(SUPPLIED RECORDS)

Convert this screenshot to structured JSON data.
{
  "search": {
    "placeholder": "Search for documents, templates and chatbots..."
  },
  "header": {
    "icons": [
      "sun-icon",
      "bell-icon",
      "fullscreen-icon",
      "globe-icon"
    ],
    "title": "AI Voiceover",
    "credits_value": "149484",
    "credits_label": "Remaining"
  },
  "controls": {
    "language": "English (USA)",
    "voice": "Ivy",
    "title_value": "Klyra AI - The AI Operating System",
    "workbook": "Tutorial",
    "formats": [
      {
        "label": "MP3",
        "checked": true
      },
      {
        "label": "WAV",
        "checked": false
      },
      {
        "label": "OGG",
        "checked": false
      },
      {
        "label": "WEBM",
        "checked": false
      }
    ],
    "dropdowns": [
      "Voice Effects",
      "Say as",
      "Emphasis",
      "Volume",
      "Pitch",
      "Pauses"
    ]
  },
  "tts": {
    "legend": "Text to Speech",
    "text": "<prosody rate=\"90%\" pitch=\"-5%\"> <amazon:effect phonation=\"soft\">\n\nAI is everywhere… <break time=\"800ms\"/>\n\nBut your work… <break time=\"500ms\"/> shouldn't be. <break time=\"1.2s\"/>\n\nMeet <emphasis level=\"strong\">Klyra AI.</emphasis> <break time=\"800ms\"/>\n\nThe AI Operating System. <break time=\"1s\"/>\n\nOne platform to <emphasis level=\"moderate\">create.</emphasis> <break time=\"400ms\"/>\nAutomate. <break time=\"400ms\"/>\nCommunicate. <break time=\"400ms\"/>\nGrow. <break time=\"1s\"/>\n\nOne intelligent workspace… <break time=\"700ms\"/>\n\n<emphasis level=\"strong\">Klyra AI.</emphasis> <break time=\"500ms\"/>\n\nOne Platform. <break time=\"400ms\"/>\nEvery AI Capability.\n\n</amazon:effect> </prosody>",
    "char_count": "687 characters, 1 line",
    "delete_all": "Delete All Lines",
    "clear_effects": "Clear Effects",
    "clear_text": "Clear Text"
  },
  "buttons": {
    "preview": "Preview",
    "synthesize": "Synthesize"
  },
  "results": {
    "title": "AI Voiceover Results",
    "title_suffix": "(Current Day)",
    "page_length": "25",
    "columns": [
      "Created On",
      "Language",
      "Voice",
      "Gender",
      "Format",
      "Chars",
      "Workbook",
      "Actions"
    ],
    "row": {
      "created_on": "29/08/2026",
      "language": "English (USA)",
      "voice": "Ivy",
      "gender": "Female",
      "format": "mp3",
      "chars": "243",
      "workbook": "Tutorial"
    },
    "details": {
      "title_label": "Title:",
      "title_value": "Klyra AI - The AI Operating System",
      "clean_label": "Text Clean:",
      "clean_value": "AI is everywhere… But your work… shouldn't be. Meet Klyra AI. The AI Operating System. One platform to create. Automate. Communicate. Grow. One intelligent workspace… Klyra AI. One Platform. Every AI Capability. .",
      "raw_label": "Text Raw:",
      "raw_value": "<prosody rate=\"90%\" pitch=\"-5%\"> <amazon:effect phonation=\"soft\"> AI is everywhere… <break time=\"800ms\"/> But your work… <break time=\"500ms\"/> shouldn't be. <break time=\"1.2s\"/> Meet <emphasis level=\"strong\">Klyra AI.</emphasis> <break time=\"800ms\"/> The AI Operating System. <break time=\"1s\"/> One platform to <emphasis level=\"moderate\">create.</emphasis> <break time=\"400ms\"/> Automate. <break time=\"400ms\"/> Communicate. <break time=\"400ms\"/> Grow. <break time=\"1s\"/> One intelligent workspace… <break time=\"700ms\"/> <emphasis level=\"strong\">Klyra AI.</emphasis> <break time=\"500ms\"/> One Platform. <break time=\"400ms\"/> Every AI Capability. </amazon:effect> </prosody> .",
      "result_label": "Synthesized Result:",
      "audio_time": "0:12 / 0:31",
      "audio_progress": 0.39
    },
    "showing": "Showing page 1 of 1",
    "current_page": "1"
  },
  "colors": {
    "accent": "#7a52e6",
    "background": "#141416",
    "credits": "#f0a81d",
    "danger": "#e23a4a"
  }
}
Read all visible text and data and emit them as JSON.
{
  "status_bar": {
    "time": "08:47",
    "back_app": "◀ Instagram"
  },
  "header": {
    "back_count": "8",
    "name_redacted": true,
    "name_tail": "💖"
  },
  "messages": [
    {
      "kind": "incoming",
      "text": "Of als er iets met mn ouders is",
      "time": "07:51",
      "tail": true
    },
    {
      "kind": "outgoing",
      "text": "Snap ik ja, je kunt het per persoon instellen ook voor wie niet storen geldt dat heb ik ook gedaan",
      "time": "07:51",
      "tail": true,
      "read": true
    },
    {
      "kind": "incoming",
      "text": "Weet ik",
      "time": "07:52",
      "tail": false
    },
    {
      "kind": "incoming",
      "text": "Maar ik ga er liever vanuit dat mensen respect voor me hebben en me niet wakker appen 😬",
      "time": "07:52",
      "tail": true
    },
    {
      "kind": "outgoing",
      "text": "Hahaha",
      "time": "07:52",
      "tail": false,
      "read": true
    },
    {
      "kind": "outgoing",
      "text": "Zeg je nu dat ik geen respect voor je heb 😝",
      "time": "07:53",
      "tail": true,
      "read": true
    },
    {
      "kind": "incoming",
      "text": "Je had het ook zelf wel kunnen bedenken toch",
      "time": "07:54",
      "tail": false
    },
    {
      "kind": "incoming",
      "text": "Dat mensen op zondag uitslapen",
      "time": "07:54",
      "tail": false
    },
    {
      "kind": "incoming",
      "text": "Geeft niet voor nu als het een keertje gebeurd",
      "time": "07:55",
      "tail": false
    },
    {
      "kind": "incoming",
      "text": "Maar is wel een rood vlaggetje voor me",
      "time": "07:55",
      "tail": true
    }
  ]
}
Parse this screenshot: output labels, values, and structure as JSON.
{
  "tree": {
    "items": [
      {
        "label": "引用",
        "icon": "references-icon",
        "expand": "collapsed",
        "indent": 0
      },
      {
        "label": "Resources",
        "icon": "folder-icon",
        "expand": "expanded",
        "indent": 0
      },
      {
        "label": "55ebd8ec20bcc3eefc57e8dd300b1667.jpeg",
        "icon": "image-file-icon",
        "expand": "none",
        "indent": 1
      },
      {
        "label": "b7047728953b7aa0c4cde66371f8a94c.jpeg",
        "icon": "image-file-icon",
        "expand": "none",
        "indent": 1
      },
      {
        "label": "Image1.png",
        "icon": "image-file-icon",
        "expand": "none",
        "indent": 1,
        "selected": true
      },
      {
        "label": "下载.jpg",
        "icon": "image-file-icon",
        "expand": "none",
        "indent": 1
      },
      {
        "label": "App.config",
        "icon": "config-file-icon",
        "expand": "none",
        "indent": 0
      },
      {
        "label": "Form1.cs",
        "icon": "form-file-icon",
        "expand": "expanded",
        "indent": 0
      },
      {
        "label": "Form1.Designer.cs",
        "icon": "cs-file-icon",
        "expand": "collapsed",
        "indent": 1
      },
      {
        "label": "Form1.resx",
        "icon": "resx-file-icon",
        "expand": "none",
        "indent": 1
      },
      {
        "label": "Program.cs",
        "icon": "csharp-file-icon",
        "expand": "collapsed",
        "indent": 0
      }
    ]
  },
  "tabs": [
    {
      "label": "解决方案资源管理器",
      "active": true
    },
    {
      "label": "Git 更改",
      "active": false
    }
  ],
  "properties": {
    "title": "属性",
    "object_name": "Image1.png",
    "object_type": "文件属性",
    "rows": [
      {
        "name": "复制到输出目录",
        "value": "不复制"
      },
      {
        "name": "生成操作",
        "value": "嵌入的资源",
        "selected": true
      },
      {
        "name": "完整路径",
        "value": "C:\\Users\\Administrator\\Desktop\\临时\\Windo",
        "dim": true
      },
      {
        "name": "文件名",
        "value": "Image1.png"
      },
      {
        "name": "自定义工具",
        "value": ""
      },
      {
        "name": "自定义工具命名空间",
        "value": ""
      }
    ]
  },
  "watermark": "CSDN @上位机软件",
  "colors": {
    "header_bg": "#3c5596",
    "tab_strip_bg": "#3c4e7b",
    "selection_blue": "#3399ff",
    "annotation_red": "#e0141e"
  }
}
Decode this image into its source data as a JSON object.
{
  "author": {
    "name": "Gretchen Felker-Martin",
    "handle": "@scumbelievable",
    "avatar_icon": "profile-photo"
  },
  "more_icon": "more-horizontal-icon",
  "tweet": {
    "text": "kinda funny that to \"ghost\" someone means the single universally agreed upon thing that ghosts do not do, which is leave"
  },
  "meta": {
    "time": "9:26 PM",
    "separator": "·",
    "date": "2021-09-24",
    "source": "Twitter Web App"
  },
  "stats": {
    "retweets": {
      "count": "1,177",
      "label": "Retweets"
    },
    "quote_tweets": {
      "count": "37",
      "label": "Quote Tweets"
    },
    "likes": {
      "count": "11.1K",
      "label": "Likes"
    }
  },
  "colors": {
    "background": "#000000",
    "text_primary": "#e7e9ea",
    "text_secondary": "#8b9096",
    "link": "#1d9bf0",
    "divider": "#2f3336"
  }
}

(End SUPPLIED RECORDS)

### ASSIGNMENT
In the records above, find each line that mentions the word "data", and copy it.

### ANSWER SECTION
Convert this screenshot to structured JSON data.
Read all visible text and data and emit them as JSON.
Decode this image into its source data as a JSON object.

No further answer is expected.